## Dataset rows describing interfaces
+-------+

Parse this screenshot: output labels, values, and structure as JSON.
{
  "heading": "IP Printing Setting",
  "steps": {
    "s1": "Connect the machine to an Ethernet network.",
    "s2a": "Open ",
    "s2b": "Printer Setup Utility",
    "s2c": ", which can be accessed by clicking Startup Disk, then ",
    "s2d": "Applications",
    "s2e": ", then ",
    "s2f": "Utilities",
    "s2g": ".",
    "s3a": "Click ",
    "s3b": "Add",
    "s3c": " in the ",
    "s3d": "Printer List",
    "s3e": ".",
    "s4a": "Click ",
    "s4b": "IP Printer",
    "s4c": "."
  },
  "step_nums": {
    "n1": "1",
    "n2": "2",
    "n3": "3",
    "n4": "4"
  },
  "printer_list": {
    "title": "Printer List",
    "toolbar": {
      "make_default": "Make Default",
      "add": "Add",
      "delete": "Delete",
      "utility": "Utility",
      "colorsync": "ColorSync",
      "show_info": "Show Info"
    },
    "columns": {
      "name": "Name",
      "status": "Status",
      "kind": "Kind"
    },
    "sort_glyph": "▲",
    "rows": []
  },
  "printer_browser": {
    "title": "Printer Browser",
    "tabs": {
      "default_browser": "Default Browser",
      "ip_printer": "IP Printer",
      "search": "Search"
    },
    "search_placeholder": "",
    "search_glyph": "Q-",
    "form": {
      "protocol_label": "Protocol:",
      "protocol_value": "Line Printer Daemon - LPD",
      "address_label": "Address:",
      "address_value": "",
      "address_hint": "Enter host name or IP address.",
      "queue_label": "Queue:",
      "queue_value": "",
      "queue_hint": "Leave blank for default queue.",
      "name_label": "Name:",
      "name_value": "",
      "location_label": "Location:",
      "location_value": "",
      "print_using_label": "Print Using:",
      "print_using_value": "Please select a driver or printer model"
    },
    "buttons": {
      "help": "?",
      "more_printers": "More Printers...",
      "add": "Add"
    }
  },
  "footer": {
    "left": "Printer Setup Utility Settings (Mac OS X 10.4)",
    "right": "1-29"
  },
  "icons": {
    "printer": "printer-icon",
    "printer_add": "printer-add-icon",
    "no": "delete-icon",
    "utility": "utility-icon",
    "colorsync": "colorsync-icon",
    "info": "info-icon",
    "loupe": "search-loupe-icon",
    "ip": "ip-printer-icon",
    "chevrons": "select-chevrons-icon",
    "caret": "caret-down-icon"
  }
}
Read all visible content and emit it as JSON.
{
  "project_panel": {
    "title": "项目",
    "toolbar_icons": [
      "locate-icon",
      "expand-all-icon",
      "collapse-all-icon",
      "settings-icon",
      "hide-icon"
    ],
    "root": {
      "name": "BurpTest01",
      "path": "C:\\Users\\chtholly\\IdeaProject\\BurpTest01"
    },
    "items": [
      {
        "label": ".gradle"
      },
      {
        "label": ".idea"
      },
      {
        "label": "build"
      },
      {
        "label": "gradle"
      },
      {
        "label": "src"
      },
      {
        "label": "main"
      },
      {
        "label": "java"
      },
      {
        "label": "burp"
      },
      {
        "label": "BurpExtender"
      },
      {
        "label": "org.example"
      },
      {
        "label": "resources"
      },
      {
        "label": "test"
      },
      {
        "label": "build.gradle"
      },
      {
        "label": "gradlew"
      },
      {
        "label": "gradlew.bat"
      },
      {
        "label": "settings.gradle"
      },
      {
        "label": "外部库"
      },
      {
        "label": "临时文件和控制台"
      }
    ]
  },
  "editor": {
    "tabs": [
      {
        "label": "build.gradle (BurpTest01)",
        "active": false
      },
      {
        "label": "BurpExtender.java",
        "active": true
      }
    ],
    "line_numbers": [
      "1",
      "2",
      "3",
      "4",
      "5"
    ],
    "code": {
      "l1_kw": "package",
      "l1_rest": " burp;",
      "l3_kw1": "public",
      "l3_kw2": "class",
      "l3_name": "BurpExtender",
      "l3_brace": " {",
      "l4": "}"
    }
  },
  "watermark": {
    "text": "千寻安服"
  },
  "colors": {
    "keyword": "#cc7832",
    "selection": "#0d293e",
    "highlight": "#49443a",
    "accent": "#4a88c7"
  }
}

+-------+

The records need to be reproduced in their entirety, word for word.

## Expected answer
Parse this screenshot: output labels, values, and structure as JSON.
{
  "heading": "IP Printing Setting",
  "steps": {
    "s1": "Connect the machine to an Ethernet network.",
    "s2a": "Open ",
    "s2b": "Printer Setup Utility",
    "s2c": ", which can be accessed by clicking Startup Disk, then ",
    "s2d": "Applications",
    "s2e": ", then ",
    "s2f": "Utilities",
    "s2g": ".",
    "s3a": "Click ",
    "s3b": "Add",
    "s3c": " in the ",
    "s3d": "Printer List",
    "s3e": ".",
    "s4a": "Click ",
    "s4b": "IP Printer",
    "s4c": "."
  },
  "step_nums": {
    "n1": "1",
    "n2": "2",
    "n3": "3",
    "n4": "4"
  },
  "printer_list": {
    "title": "Printer List",
    "toolbar": {
      "make_default": "Make Default",
      "add": "Add",
      "delete": "Delete",
      "utility": "Utility",
      "colorsync": "ColorSync",
      "show_info": "Show Info"
    },
    "columns": {
      "name": "Name",
      "status": "Status",
      "kind": "Kind"
    },
    "sort_glyph": "▲",
    "rows": []
  },
  "printer_browser": {
    "title": "Printer Browser",
    "tabs": {
      "default_browser": "Default Browser",
      "ip_printer": "IP Printer",
      "search": "Search"
    },
    "search_placeholder": "",
    "search_glyph": "Q-",
    "form": {
      "protocol_label": "Protocol:",
      "protocol_value": "Line Printer Daemon - LPD",
      "address_label": "Address:",
      "address_value": "",
      "address_hint": "Enter host name or IP address.",
      "queue_label": "Queue:",
      "queue_value": "",
      "queue_hint": "Leave blank for default queue.",
      "name_label": "Name:",
      "name_value": "",
      "location_label": "Location:",
      "location_value": "",
      "print_using_label": "Print Using:",
      "print_using_value": "Please select a driver or printer model"
    },
    "buttons": {
      "help": "?",
      "more_printers": "More Printers...",
      "add": "Add"
    }
  },
  "footer": {
    "left": "Printer Setup Utility Settings (Mac OS X 10.4)",
    "right": "1-29"
  },
  "icons": {
    "printer": "printer-icon",
    "printer_add": "printer-add-icon",
    "no": "delete-icon",
    "utility": "utility-icon",
    "colorsync": "colorsync-icon",
    "info": "info-icon",
    "loupe": "search-loupe-icon",
    "ip": "ip-printer-icon",
    "chevrons": "select-chevrons-icon",
    "caret": "caret-down-icon"
  }
}
Read all visible content and emit it as JSON.
{
  "project_panel": {
    "title": "项目",
    "toolbar_icons": [
      "locate-icon",
      "expand-all-icon",
      "collapse-all-icon",
      "settings-icon",
      "hide-icon"
    ],
    "root": {
      "name": "BurpTest01",
      "path": "C:\\Users\\chtholly\\IdeaProject\\BurpTest01"
    },
    "items": [
      {
        "label": ".gradle"
      },
      {
        "label": ".idea"
      },
      {
        "label": "build"
      },
      {
        "label": "gradle"
      },
      {
        "label": "src"
      },
      {
        "label": "main"
      },
      {
        "label": "java"
      },
      {
        "label": "burp"
      },
      {
        "label": "BurpExtender"
      },
      {
        "label": "org.example"
      },
      {
        "label": "resources"
      },
      {
        "label": "test"
      },
      {
        "label": "build.gradle"
      },
      {
        "label": "gradlew"
      },
      {
        "label": "gradlew.bat"
      },
      {
        "label": "settings.gradle"
      },
      {
        "label": "外部库"
      },
      {
        "label": "临时文件和控制台"
      }
    ]
  },
  "editor": {
    "tabs": [
      {
        "label": "build.gradle (BurpTest01)",
        "active": false
      },
      {
        "label": "BurpExtender.java",
        "active": true
      }
    ],
    "line_numbers": [
      "1",
      "2",
      "3",
      "4",
      "5"
    ],
    "code": {
      "l1_kw": "package",
      "l1_rest": " burp;",
      "l3_kw1": "public",
      "l3_kw2": "class",
      "l3_name": "BurpExtender",
      "l3_brace": " {",
      "l4": "}"
    }
  },
  "watermark": {
    "text": "千寻安服"
  },
  "colors": {
    "keyword": "#cc7832",
    "selection": "#0d293e",
    "highlight": "#49443a",
    "accent": "#4a88c7"
  }
}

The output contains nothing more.